Then there is the question of national security. The U.S. government regards the aircraft industry, and Boeing specifically, as an important resource for military and space technology and equipment. Does it care that Boeing is transferring some of the latest, government- sponsored, technology to three major Japanese companies who will make some of the most crucial parts? That 70 percent of the new airplane will be made abroad and simply “snapped together” in Seattle in three days? Or that, as a Boeing engineer points out, “over time, institutional learning and forgetting will put the suppliers in control of the critical body of knowledge, and Boeing will steadily lose touch with key technical expertise?”

The military security question merges with that of economic security. Boeing is America’s largest exporter, a very large employer, purchaser of tens of thousands of components and developer of technology that is fed into the whole supply chain. Yet its executives, especially when spurred by stock options to improve the earnings and the stock price, have chosen to relocate the business— or much of it—abroad. They could have financed the 787 through U.S. capital markets, but Japanese government financing made it cheaper to put much of the key production offshore, so they took that course. The book quotes a senior executive with a major Boeing supplier commenting on the new generation of Boeing executives:

“There’s no passion. They would be just as much at home with Procter & Gamble making soap.”

These executives took advantage of the drop in airline traffic following 9/11 to slash 30,000 Boeing employees, so that, as Business Week commented, “[with] the window of opportunity opened by the layoffs, Boeing could be transformed into a global enterprise that’s much less dependent on the U.S. for both brawn and brains.”

Should the U.S. government be indifferent to whether large aircraft production remains a major U.S. industry? The Europeans clearly care about having a major domestic manufacturer supplier and have made Airbus their national champion. The Japanese government is supporting its heavy industrial companies to become important players and views aircraft production with special interest because of the number of technologies it spawns. U.S. officials are unable to acknowledge that they have an industrial policy, though they more or less carry one out de facto through military and space contracts. They probably would not put up with Boeing moving its whole production line abroad, but they apparently are not reacting to the outsourcing of core competencies to accomplished global competitors in Japan. In the rush to compete, even Airbus may follow suit. Industry experts speculate about a future large aircraft industry based in Asia, with participation by Korea, China and Japan.

Different governments have different notions of what they should be doing to influence the civil aircraft industry. The U.S. seems to feel it should keep its hands off; but that does not mean it should keep its eyes closed. European officials sometimes put their heavy hands on, for the wrong reasons. Japanese officials have a more nuanced, long term approach. They are “widely thought to put aerospace at the top of the industrial pyramid—ahead of electronics and automobiles—because it is judged to have the largest potential for benefiting other industries.” Newhouse’s extensive interviews regrettably do not include discussions with government officials here or abroad about what their role is and what they think it should be. Perhaps this is a job for a more policy- oriented author.

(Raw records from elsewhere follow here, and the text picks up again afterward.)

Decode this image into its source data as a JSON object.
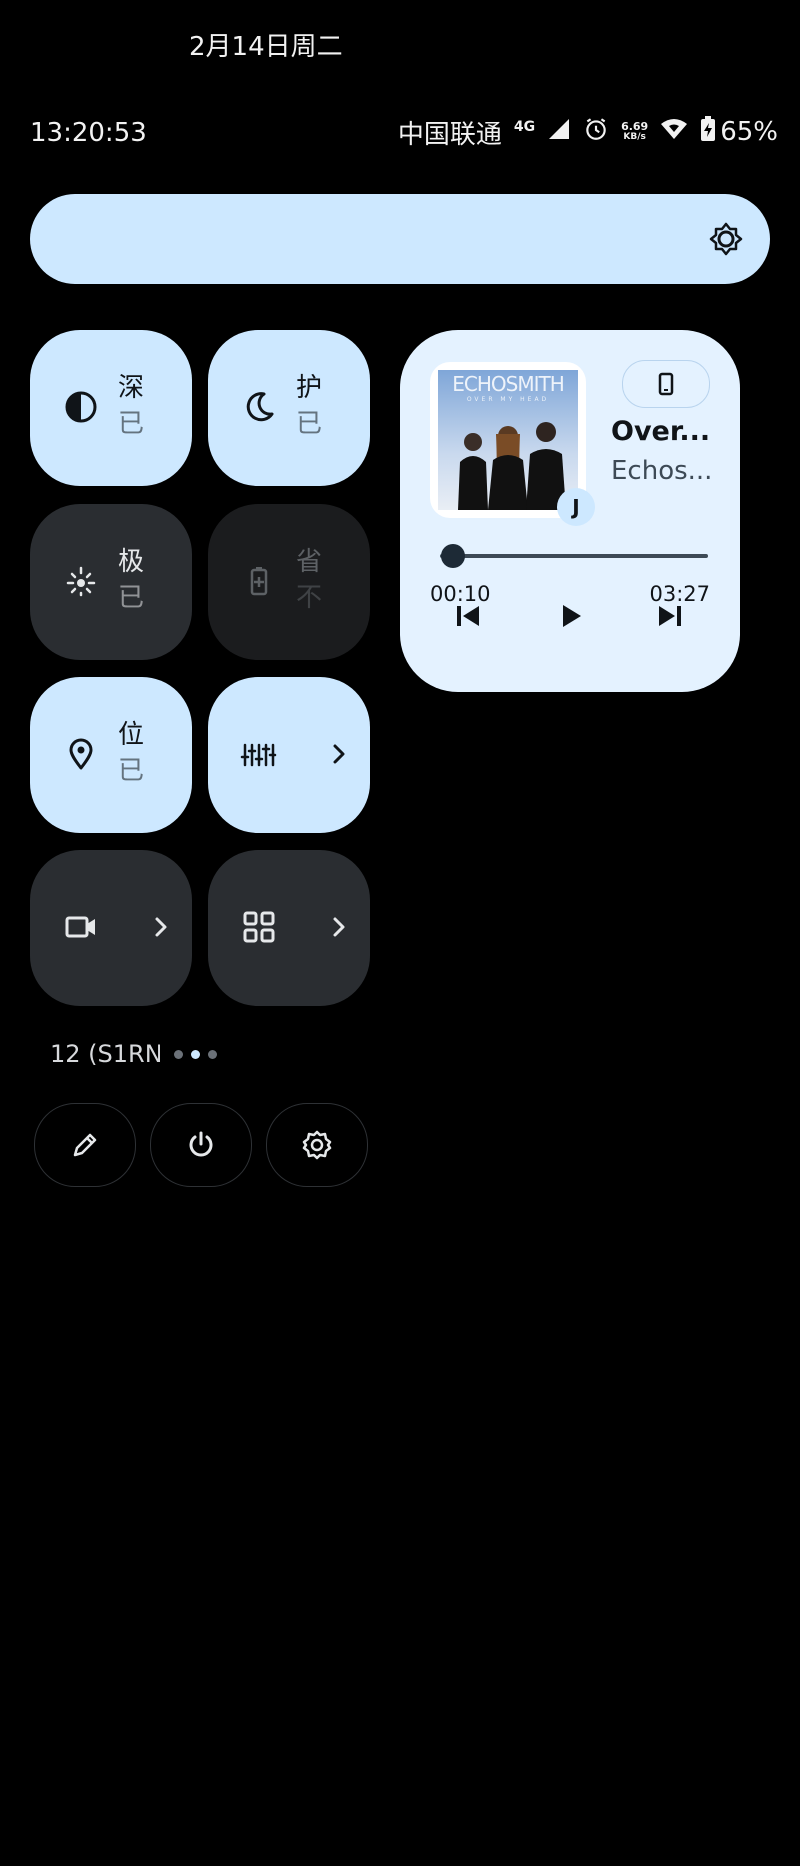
{
  "header": {
    "date": "2月14日周二",
    "time": "13:20:53"
  },
  "status_bar": {
    "carrier": "中国联通",
    "network": "4G",
    "speed_value": "6.69",
    "speed_unit": "KB/s",
    "battery": "65%",
    "icons": [
      "signal-icon",
      "alarm-icon",
      "wifi-icon",
      "battery-charging-icon"
    ]
  },
  "brightness": {
    "icon": "brightness-icon",
    "level": 0
  },
  "tiles": [
    {
      "icon": "dark-mode-icon",
      "label": "深",
      "sub": "已",
      "state": "on"
    },
    {
      "icon": "moon-icon",
      "label": "护",
      "sub": "已",
      "state": "on"
    },
    {
      "icon": "extreme-dim-icon",
      "label": "极",
      "sub": "已",
      "state": "off"
    },
    {
      "icon": "battery-saver-icon",
      "label": "省",
      "sub": "不",
      "state": "unavailable"
    },
    {
      "icon": "location-icon",
      "label": "位",
      "sub": "已",
      "state": "on"
    },
    {
      "icon": "equalizer-icon",
      "label": "",
      "sub": "",
      "state": "on"
    },
    {
      "icon": "screen-record-icon",
      "label": "",
      "sub": "",
      "state": "off"
    },
    {
      "icon": "apps-grid-icon",
      "label": "",
      "sub": "",
      "state": "off"
    }
  ],
  "media": {
    "album_text": "ECHOSMITH",
    "album_subtext": "OVER MY HEAD",
    "app_badge": "J",
    "song": "Over...",
    "artist": "Echos...",
    "elapsed": "00:10",
    "duration": "03:27",
    "progress": 0.05
  },
  "footer": {
    "ssid": "12 (S1RN",
    "page_count": 3,
    "active_page": 1
  },
  "actions": [
    "edit-icon",
    "power-icon",
    "settings-icon"
  ]
}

In the meantime, Boeing versus Airbus serves as an elegant job of reporting by the trusted pro who knows this industry best.

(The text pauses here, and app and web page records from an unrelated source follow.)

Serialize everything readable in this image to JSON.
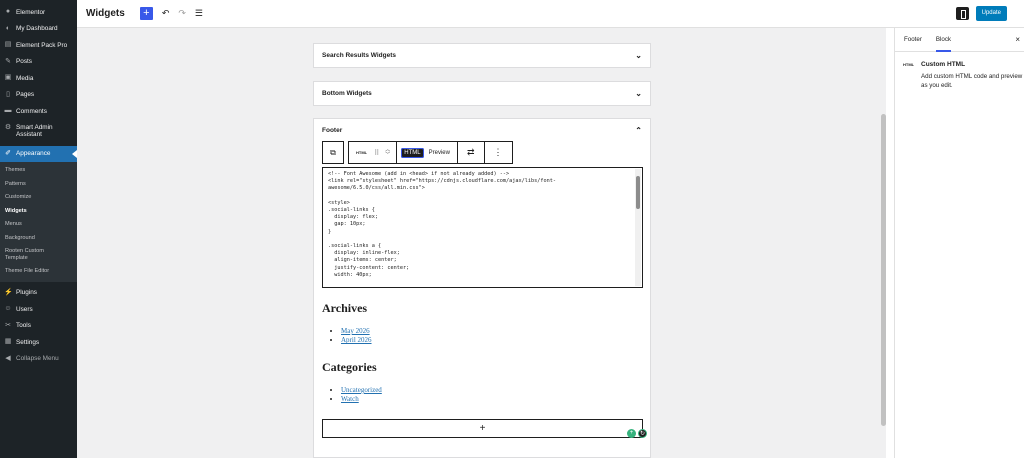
{
  "sidebar": {
    "items": [
      {
        "label": "Elementor",
        "icon": "elementor-icon"
      },
      {
        "label": "My Dashboard",
        "icon": "dashboard-icon"
      },
      {
        "label": "Element Pack Pro",
        "icon": "element-pack-icon"
      },
      {
        "label": "Posts",
        "icon": "pin-icon"
      },
      {
        "label": "Media",
        "icon": "media-icon"
      },
      {
        "label": "Pages",
        "icon": "page-icon"
      },
      {
        "label": "Comments",
        "icon": "comment-icon"
      },
      {
        "label": "Smart Admin Assistant",
        "icon": "assistant-icon"
      },
      {
        "label": "Appearance",
        "icon": "brush-icon"
      }
    ],
    "submenu": [
      "Themes",
      "Patterns",
      "Customize",
      "Widgets",
      "Menus",
      "Background",
      "Rooten Custom Template",
      "Theme File Editor"
    ],
    "bottom_items": [
      {
        "label": "Plugins",
        "icon": "plug-icon"
      },
      {
        "label": "Users",
        "icon": "users-icon"
      },
      {
        "label": "Tools",
        "icon": "wrench-icon"
      },
      {
        "label": "Settings",
        "icon": "settings-icon"
      },
      {
        "label": "Collapse Menu",
        "icon": "collapse-icon"
      }
    ]
  },
  "header": {
    "title": "Widgets",
    "add": "+",
    "undo": "↶",
    "redo": "↷",
    "list_view": "☰",
    "update_label": "Update"
  },
  "canvas": {
    "areas": [
      {
        "title": "Search Results Widgets"
      },
      {
        "title": "Bottom Widgets"
      },
      {
        "title": "Footer"
      }
    ],
    "toolbar": {
      "html_icon": "HTML",
      "tab_html": "HTML",
      "tab_preview": "Preview"
    },
    "code": "<!-- Font Awesome (add in <head> if not already added) -->\n<link rel=\"stylesheet\" href=\"https://cdnjs.cloudflare.com/ajax/libs/font-\nawesome/6.5.0/css/all.min.css\">\n\n<style>\n.social-links {\n  display: flex;\n  gap: 10px;\n}\n\n.social-links a {\n  display: inline-flex;\n  align-items: center;\n  justify-content: center;\n  width: 40px;",
    "archives_title": "Archives",
    "archives": [
      "May 2026",
      "April 2026"
    ],
    "categories_title": "Categories",
    "categories": [
      "Uncategorized",
      "Watch"
    ],
    "add_block": "+"
  },
  "settings": {
    "tabs": [
      "Footer",
      "Block"
    ],
    "active_tab": "Block",
    "close": "×",
    "block_icon": "HTML",
    "block_name": "Custom HTML",
    "block_desc": "Add custom HTML code and preview it as you edit."
  },
  "colors": {
    "admin_bg": "#1d2327",
    "accent": "#2271b1",
    "wp_blue": "#3858e9",
    "update_btn": "#007cba",
    "canvas_bg": "#f0f0f1"
  }
}
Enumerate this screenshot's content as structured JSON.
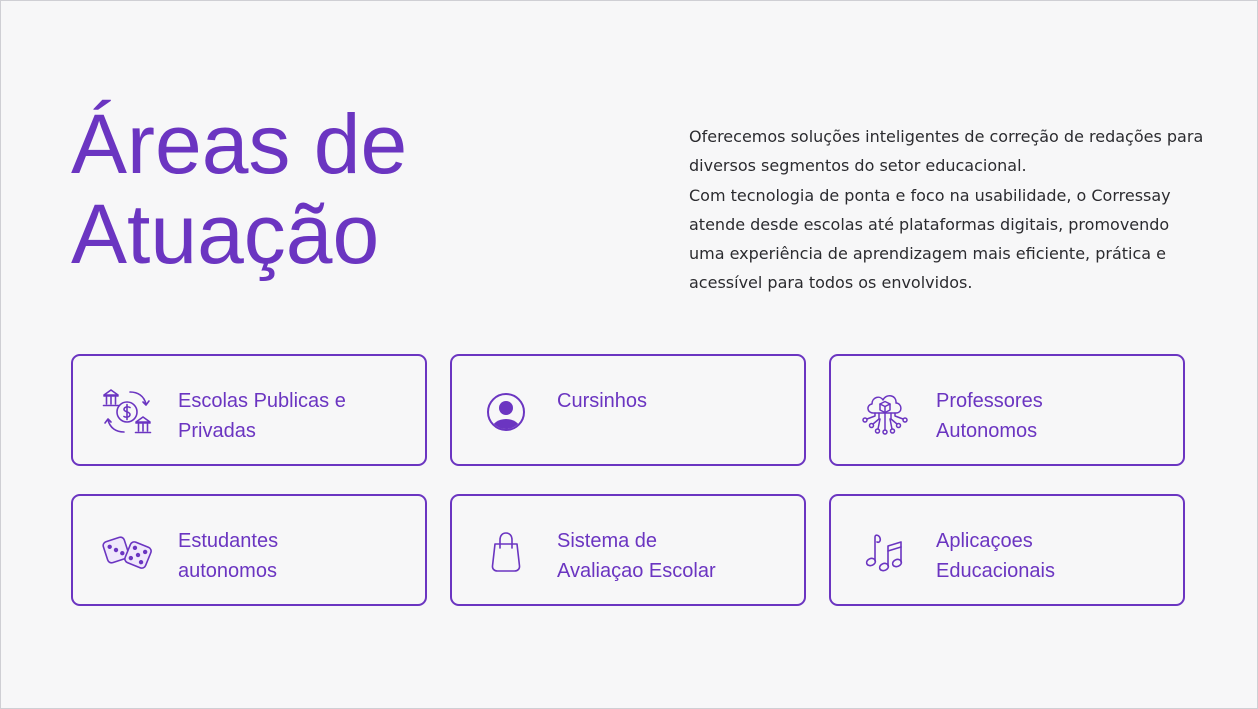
{
  "heading": {
    "line1": "Áreas de",
    "line2": "Atuação"
  },
  "intro": {
    "paragraph1": "Oferecemos soluções inteligentes de correção de redações para diversos segmentos do setor educacional.",
    "paragraph2": "Com tecnologia de ponta e foco na usabilidade, o Corressay atende desde escolas até plataformas digitais, promovendo uma experiência de aprendizagem mais eficiente, prática e acessível para todos os envolvidos."
  },
  "cards": [
    {
      "line1": "Escolas Publicas e",
      "line2": "Privadas",
      "icon": "bank-money-exchange-icon"
    },
    {
      "line1": "Cursinhos",
      "line2": "",
      "icon": "user-circle-icon"
    },
    {
      "line1": "Professores",
      "line2": "Autonomos",
      "icon": "cloud-network-icon"
    },
    {
      "line1": "Estudantes",
      "line2": "autonomos",
      "icon": "dice-icon"
    },
    {
      "line1": "Sistema de",
      "line2": "Avaliaçao Escolar",
      "icon": "shopping-bag-icon"
    },
    {
      "line1": "Aplicaçoes",
      "line2": "Educacionais",
      "icon": "music-notes-icon"
    }
  ],
  "colors": {
    "accent": "#6b35c1",
    "background": "#f7f7f8",
    "text": "#2b2b2f"
  }
}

Robert Herzstein, a former U.S. Under-Secretary for Trade in the Commerce Department, wrote about Airbus and Boeing in European Affairs last year, in issue no. 1 & 2, volume 7.


This article was published in European Affairs: Volume number 8, Issue number 1 in the Spring of 2007.